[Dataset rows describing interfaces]
※
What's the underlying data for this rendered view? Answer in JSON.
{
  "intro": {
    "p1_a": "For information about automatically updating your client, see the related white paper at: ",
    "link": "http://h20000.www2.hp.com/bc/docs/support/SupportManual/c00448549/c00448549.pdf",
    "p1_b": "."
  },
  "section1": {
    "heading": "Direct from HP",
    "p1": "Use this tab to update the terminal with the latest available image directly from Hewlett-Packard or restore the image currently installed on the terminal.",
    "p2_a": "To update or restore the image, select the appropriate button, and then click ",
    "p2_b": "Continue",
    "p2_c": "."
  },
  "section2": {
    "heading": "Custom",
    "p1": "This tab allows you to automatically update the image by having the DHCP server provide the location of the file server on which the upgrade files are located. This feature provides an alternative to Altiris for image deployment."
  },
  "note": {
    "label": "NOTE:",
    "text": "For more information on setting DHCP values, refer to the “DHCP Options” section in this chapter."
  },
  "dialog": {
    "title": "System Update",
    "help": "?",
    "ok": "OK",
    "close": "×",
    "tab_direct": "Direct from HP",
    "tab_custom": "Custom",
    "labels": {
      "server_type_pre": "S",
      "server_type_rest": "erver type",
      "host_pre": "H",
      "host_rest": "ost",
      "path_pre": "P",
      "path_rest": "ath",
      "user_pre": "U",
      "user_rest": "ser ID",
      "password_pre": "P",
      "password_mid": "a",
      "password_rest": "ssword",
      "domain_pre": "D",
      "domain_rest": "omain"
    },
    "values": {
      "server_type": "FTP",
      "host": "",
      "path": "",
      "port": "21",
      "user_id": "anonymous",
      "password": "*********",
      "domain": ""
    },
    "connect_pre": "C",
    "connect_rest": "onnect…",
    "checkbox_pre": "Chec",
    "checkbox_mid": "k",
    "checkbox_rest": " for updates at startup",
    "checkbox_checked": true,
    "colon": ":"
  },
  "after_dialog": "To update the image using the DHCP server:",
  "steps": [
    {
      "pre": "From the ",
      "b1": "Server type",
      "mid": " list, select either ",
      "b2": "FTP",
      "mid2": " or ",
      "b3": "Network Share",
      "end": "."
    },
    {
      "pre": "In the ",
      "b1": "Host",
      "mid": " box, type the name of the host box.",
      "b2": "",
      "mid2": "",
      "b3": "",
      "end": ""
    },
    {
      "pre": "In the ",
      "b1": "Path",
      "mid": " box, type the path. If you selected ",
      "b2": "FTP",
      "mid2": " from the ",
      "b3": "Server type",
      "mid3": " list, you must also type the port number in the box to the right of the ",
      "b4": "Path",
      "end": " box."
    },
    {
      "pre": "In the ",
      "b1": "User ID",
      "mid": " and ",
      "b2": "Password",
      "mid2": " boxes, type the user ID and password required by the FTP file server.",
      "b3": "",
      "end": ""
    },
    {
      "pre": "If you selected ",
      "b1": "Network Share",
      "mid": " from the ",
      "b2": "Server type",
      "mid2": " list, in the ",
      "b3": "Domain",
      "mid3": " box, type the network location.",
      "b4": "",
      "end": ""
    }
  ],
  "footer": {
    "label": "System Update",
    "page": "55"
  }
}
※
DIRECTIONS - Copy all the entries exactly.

ANSWER TO THE EXERCISE -
What's the underlying data for this rendered view? Answer in JSON.
{
  "intro": {
    "p1_a": "For information about automatically updating your client, see the related white paper at: ",
    "link": "http://h20000.www2.hp.com/bc/docs/support/SupportManual/c00448549/c00448549.pdf",
    "p1_b": "."
  },
  "section1": {
    "heading": "Direct from HP",
    "p1": "Use this tab to update the terminal with the latest available image directly from Hewlett-Packard or restore the image currently installed on the terminal.",
    "p2_a": "To update or restore the image, select the appropriate button, and then click ",
    "p2_b": "Continue",
    "p2_c": "."
  },
  "section2": {
    "heading": "Custom",
    "p1": "This tab allows you to automatically update the image by having the DHCP server provide the location of the file server on which the upgrade files are located. This feature provides an alternative to Altiris for image deployment."
  },
  "note": {
    "label": "NOTE:",
    "text": "For more information on setting DHCP values, refer to the “DHCP Options” section in this chapter."
  },
  "dialog": {
    "title": "System Update",
    "help": "?",
    "ok": "OK",
    "close": "×",
    "tab_direct": "Direct from HP",
    "tab_custom": "Custom",
    "labels": {
      "server_type_pre": "S",
      "server_type_rest": "erver type",
      "host_pre": "H",
      "host_rest": "ost",
      "path_pre": "P",
      "path_rest": "ath",
      "user_pre": "U",
      "user_rest": "ser ID",
      "password_pre": "P",
      "password_mid": "a",
      "password_rest": "ssword",
      "domain_pre": "D",
      "domain_rest": "omain"
    },
    "values": {
      "server_type": "FTP",
      "host": "",
      "path": "",
      "port": "21",
      "user_id": "anonymous",
      "password": "*********",
      "domain": ""
    },
    "connect_pre": "C",
    "connect_rest": "onnect…",
    "checkbox_pre": "Chec",
    "checkbox_mid": "k",
    "checkbox_rest": " for updates at startup",
    "checkbox_checked": true,
    "colon": ":"
  },
  "after_dialog": "To update the image using the DHCP server:",
  "steps": [
    {
      "pre": "From the ",
      "b1": "Server type",
      "mid": " list, select either ",
      "b2": "FTP",
      "mid2": " or ",
      "b3": "Network Share",
      "end": "."
    },
    {
      "pre": "In the ",
      "b1": "Host",
      "mid": " box, type the name of the host box.",
      "b2": "",
      "mid2": "",
      "b3": "",
      "end": ""
    },
    {
      "pre": "In the ",
      "b1": "Path",
      "mid": " box, type the path. If you selected ",
      "b2": "FTP",
      "mid2": " from the ",
      "b3": "Server type",
      "mid3": " list, you must also type the port number in the box to the right of the ",
      "b4": "Path",
      "end": " box."
    },
    {
      "pre": "In the ",
      "b1": "User ID",
      "mid": " and ",
      "b2": "Password",
      "mid2": " boxes, type the user ID and password required by the FTP file server.",
      "b3": "",
      "end": ""
    },
    {
      "pre": "If you selected ",
      "b1": "Network Share",
      "mid": " from the ",
      "b2": "Server type",
      "mid2": " list, in the ",
      "b3": "Domain",
      "mid3": " box, type the network location.",
      "b4": "",
      "end": ""
    }
  ],
  "footer": {
    "label": "System Update",
    "page": "55"
  }
}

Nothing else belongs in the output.